In response to an invitation from the Board of Education to all the candidates who had filed for either Post 2 or Post 3, Strickland had applied for the then-open Post 5 position. He was the only one who did so.
He subsequently was rejected, the board solicited other applicants, and Wayne Bagley was selected.
Incumbent Post 3 member Kim Argo was the only candidate to file for that slot and will be on the November ballot unopposed.
Thomas has raised $6,437 for his campaign, which included the primary battle with Guest, and spent $5,630, most of it on signs and advertising with the two local weeklies.
Strickland has not raised any money, but he has spent $637 on yard signs, his only campaign expense.
In response to my question about criticism of Superintendent Jackson, Strickland said his “job is not to criticize what has happened in the past but to bring something new to the table.”
“Oconee County needs a visionary who is politically astute, understands how to network and has a strong business background,” he wrote. “We need a person who can look 15 years into the future, understand where we need to be at that date and then has the gumption and skills to take us to that place.”
“I will not become a school board member with preconceived opinions about the performance of the school superintendent or other personnel,” Thomas wrote in his response. “I will evaluate the performance of the staff objectively and address each issue based on the facts presented.”
Thomas responded to a question about the unique characteristics, talents and perspectives he would bring to the Board by saying that he is “willing to listen to ideas and solutions from parents, teachers, administrators, support personnel, students, local citizens, and local organizations...I will communicate, cooperate, and coordinate with my colleagues.”
Strickland said he would bring outside perspectives to the board. “I have lived beyond our borders.

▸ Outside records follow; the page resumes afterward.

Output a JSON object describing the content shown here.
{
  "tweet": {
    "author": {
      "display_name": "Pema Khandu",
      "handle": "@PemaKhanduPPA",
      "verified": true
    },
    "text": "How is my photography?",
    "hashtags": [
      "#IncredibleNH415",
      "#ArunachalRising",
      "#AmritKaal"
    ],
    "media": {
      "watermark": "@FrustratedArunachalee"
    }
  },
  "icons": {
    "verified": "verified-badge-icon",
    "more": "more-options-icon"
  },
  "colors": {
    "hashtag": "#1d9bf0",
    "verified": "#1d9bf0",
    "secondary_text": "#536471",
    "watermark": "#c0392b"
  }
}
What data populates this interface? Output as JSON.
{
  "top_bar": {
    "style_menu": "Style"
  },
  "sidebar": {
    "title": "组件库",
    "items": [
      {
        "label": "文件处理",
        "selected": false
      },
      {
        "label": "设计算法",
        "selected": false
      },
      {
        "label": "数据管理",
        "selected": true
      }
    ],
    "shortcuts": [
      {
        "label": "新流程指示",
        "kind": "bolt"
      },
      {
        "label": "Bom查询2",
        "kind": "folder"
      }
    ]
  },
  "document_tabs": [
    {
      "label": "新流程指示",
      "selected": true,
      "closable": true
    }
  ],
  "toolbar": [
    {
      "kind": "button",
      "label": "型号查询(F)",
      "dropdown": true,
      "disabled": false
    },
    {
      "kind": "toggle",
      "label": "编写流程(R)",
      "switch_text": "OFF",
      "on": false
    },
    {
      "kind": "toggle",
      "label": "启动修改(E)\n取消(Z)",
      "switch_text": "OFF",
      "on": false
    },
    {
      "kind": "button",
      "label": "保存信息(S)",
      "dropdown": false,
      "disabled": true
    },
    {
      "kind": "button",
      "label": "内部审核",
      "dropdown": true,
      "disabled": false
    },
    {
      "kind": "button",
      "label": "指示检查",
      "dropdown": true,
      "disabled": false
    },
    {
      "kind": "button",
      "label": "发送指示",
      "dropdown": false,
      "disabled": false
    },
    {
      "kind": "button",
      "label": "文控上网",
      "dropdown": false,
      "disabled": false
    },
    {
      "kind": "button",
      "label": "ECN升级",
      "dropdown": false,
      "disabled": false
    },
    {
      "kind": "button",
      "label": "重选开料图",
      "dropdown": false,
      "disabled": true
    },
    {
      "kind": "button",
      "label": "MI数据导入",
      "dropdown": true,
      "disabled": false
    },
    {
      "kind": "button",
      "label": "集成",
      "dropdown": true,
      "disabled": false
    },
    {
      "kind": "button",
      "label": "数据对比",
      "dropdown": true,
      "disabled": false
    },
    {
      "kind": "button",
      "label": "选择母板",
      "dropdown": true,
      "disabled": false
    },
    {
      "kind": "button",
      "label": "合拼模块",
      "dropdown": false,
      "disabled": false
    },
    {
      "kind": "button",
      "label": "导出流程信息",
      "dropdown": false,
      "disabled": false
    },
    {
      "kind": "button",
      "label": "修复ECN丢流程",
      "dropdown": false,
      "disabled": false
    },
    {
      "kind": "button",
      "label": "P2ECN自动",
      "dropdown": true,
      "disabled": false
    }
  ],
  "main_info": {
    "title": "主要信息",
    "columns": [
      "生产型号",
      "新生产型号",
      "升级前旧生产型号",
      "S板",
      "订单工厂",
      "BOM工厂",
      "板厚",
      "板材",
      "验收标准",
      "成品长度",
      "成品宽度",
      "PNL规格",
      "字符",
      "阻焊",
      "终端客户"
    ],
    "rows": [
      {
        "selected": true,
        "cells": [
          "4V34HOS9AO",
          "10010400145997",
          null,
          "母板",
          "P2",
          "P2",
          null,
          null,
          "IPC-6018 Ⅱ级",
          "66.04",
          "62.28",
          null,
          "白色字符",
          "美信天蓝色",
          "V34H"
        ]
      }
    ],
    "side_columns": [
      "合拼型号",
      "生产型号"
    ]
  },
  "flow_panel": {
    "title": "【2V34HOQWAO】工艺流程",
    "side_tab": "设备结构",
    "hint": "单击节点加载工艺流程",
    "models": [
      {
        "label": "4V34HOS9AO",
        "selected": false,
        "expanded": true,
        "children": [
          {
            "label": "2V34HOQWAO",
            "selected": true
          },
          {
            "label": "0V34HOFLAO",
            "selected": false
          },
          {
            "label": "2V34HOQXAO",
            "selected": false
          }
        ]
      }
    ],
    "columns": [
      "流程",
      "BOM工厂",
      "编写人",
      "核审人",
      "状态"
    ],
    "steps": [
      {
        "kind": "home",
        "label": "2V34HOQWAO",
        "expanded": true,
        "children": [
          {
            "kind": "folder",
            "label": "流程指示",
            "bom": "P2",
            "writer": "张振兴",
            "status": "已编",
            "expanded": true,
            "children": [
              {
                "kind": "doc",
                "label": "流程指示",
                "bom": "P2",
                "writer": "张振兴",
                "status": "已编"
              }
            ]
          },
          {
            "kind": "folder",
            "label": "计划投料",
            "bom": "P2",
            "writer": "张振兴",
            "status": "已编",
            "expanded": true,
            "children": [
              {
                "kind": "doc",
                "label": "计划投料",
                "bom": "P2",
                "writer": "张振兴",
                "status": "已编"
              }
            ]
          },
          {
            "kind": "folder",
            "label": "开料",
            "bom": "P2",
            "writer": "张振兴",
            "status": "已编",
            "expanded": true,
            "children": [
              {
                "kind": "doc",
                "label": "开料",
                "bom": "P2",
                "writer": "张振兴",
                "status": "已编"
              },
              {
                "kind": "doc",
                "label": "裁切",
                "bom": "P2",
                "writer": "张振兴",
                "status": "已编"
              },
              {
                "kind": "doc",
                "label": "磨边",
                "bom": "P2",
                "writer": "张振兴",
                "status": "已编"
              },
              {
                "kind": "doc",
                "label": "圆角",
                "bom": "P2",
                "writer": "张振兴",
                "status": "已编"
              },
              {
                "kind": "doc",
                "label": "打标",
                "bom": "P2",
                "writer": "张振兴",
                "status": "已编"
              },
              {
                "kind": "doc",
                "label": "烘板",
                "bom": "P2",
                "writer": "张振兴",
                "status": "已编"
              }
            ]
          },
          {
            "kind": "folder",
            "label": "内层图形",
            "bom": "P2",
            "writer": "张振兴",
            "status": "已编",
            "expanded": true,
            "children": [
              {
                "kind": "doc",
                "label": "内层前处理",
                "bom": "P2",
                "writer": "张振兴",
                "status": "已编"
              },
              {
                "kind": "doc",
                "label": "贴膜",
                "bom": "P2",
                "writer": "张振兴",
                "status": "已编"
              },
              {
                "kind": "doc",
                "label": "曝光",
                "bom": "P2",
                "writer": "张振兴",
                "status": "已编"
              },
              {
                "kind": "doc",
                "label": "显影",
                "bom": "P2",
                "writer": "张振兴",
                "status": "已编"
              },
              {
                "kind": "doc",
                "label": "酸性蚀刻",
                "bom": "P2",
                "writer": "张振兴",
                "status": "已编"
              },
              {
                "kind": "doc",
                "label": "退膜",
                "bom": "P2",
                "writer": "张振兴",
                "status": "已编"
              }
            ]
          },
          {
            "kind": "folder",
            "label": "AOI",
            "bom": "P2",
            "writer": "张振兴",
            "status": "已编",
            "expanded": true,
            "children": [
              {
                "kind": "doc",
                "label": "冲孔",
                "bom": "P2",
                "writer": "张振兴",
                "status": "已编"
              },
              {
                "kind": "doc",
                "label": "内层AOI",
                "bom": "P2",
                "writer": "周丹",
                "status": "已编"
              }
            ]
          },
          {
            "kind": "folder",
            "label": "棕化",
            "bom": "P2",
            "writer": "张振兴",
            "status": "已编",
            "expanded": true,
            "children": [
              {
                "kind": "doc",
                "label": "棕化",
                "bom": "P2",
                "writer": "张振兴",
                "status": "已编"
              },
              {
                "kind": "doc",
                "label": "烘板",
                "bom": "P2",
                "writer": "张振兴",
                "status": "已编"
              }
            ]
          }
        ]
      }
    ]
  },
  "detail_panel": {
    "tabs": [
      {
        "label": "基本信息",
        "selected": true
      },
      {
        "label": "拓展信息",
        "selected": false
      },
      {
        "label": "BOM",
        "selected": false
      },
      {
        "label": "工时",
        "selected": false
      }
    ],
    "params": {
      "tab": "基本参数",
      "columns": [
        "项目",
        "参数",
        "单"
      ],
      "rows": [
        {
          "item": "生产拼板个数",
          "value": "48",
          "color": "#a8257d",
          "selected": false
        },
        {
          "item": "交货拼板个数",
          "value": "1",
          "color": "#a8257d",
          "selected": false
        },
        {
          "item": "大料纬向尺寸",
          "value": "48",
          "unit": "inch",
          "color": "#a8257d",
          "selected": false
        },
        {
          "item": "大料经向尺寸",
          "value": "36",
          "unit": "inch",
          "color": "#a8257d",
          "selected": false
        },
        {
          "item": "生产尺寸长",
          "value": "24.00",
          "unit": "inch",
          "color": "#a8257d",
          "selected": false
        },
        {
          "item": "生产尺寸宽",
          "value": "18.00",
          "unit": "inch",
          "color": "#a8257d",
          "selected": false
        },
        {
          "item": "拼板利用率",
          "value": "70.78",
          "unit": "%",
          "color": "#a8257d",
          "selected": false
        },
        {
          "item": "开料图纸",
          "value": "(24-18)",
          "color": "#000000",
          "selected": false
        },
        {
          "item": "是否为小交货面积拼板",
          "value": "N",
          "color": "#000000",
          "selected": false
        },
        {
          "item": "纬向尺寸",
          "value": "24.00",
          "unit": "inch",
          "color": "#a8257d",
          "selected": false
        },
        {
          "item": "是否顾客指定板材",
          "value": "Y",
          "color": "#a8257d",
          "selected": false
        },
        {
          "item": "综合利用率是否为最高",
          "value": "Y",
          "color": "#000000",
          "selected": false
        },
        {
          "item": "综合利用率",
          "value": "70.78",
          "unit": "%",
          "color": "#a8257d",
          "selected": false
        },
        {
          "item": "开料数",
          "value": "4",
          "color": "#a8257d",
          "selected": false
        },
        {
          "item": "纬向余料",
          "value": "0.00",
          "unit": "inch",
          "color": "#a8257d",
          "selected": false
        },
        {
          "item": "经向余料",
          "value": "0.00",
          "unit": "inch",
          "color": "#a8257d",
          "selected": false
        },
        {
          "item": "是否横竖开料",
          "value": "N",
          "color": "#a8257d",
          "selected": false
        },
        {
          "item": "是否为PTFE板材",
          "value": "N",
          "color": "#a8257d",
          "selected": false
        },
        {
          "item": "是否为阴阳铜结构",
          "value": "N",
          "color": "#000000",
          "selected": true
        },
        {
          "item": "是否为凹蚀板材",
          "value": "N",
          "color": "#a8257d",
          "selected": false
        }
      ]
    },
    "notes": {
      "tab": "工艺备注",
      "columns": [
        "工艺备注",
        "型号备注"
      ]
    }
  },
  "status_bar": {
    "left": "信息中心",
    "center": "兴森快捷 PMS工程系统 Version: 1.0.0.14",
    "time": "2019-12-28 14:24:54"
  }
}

I know what is being accomplished in other school systems,” he said. “And I know our school system is capable of achieving those great and many things if we have the right leadership.”
Thomas said voters should select him on Nov. 2 because “I have a deep interest in our school system... I am a life long resident and my family has been in Oconee County for several generations.”
“The students, teachers, administrators and parents have created a legacy of excellence in our schools,” Thomas continued. “The school board serves as a steward of that legacy. Let us preserve this tradition of excellence by voting for me.”
“The public should vote for me because the current board doesn’t want me in there,” Strickland said in response to the same question.
“I’m different. I’m new. I’m transparent. I’m not afraid to admit when I am wrong. I’m in this for you and your kids.”